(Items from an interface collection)
- - -
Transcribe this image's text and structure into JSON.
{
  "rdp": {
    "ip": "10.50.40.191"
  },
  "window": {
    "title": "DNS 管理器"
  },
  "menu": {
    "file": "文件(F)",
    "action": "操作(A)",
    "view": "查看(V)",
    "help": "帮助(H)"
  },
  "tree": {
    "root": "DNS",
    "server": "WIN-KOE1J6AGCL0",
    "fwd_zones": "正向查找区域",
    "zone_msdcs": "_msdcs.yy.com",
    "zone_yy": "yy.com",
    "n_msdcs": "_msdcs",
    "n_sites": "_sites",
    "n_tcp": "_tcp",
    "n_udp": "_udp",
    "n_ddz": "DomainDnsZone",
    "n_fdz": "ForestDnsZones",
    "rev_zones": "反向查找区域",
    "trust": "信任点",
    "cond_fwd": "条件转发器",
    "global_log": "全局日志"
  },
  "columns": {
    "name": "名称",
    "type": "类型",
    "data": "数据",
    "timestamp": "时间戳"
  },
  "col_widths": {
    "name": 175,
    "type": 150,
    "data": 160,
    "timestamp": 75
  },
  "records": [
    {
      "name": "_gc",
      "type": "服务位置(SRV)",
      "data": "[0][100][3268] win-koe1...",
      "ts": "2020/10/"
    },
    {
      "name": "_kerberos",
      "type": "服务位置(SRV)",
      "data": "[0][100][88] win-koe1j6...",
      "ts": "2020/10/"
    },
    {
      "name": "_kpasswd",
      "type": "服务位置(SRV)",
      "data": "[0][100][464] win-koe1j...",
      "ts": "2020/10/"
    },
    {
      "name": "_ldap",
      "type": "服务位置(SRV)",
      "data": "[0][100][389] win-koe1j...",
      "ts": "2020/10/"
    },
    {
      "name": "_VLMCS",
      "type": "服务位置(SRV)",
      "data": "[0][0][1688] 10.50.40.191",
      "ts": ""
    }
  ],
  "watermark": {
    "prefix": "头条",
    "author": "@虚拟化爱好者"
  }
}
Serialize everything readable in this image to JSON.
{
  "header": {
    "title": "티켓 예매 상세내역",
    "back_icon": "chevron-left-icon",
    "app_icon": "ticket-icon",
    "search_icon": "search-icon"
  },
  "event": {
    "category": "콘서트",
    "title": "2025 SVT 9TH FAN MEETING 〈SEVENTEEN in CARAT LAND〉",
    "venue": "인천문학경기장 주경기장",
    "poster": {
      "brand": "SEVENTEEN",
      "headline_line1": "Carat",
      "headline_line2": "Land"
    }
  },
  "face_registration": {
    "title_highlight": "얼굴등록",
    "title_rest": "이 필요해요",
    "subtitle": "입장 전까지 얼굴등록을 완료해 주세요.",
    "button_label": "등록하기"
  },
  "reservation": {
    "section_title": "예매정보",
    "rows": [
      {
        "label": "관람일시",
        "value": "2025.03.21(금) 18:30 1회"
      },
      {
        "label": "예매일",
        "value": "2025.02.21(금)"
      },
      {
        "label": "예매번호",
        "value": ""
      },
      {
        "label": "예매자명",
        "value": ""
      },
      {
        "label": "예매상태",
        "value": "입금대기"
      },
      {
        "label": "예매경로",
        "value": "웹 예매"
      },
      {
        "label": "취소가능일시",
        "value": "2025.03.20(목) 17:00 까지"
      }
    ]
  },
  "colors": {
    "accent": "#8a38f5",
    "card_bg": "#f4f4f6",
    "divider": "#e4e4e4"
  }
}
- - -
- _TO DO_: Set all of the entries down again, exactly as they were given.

- _SOLUTION FOR THIS EXERCISE_:
Transcribe this image's text and structure into JSON.
{
  "rdp": {
    "ip": "10.50.40.191"
  },
  "window": {
    "title": "DNS 管理器"
  },
  "menu": {
    "file": "文件(F)",
    "action": "操作(A)",
    "view": "查看(V)",
    "help": "帮助(H)"
  },
  "tree": {
    "root": "DNS",
    "server": "WIN-KOE1J6AGCL0",
    "fwd_zones": "正向查找区域",
    "zone_msdcs": "_msdcs.yy.com",
    "zone_yy": "yy.com",
    "n_msdcs": "_msdcs",
    "n_sites": "_sites",
    "n_tcp": "_tcp",
    "n_udp": "_udp",
    "n_ddz": "DomainDnsZone",
    "n_fdz": "ForestDnsZones",
    "rev_zones": "反向查找区域",
    "trust": "信任点",
    "cond_fwd": "条件转发器",
    "global_log": "全局日志"
  },
  "columns": {
    "name": "名称",
    "type": "类型",
    "data": "数据",
    "timestamp": "时间戳"
  },
  "col_widths": {
    "name": 175,
    "type": 150,
    "data": 160,
    "timestamp": 75
  },
  "records": [
    {
      "name": "_gc",
      "type": "服务位置(SRV)",
      "data": "[0][100][3268] win-koe1...",
      "ts": "2020/10/"
    },
    {
      "name": "_kerberos",
      "type": "服务位置(SRV)",
      "data": "[0][100][88] win-koe1j6...",
      "ts": "2020/10/"
    },
    {
      "name": "_kpasswd",
      "type": "服务位置(SRV)",
      "data": "[0][100][464] win-koe1j...",
      "ts": "2020/10/"
    },
    {
      "name": "_ldap",
      "type": "服务位置(SRV)",
      "data": "[0][100][389] win-koe1j...",
      "ts": "2020/10/"
    },
    {
      "name": "_VLMCS",
      "type": "服务位置(SRV)",
      "data": "[0][0][1688] 10.50.40.191",
      "ts": ""
    }
  ],
  "watermark": {
    "prefix": "头条",
    "author": "@虚拟化爱好者"
  }
}
Serialize everything readable in this image to JSON.
{
  "header": {
    "title": "티켓 예매 상세내역",
    "back_icon": "chevron-left-icon",
    "app_icon": "ticket-icon",
    "search_icon": "search-icon"
  },
  "event": {
    "category": "콘서트",
    "title": "2025 SVT 9TH FAN MEETING 〈SEVENTEEN in CARAT LAND〉",
    "venue": "인천문학경기장 주경기장",
    "poster": {
      "brand": "SEVENTEEN",
      "headline_line1": "Carat",
      "headline_line2": "Land"
    }
  },
  "face_registration": {
    "title_highlight": "얼굴등록",
    "title_rest": "이 필요해요",
    "subtitle": "입장 전까지 얼굴등록을 완료해 주세요.",
    "button_label": "등록하기"
  },
  "reservation": {
    "section_title": "예매정보",
    "rows": [
      {
        "label": "관람일시",
        "value": "2025.03.21(금) 18:30 1회"
      },
      {
        "label": "예매일",
        "value": "2025.02.21(금)"
      },
      {
        "label": "예매번호",
        "value": ""
      },
      {
        "label": "예매자명",
        "value": ""
      },
      {
        "label": "예매상태",
        "value": "입금대기"
      },
      {
        "label": "예매경로",
        "value": "웹 예매"
      },
      {
        "label": "취소가능일시",
        "value": "2025.03.20(목) 17:00 까지"
      }
    ]
  },
  "colors": {
    "accent": "#8a38f5",
    "card_bg": "#f4f4f6",
    "divider": "#e4e4e4"
  }
}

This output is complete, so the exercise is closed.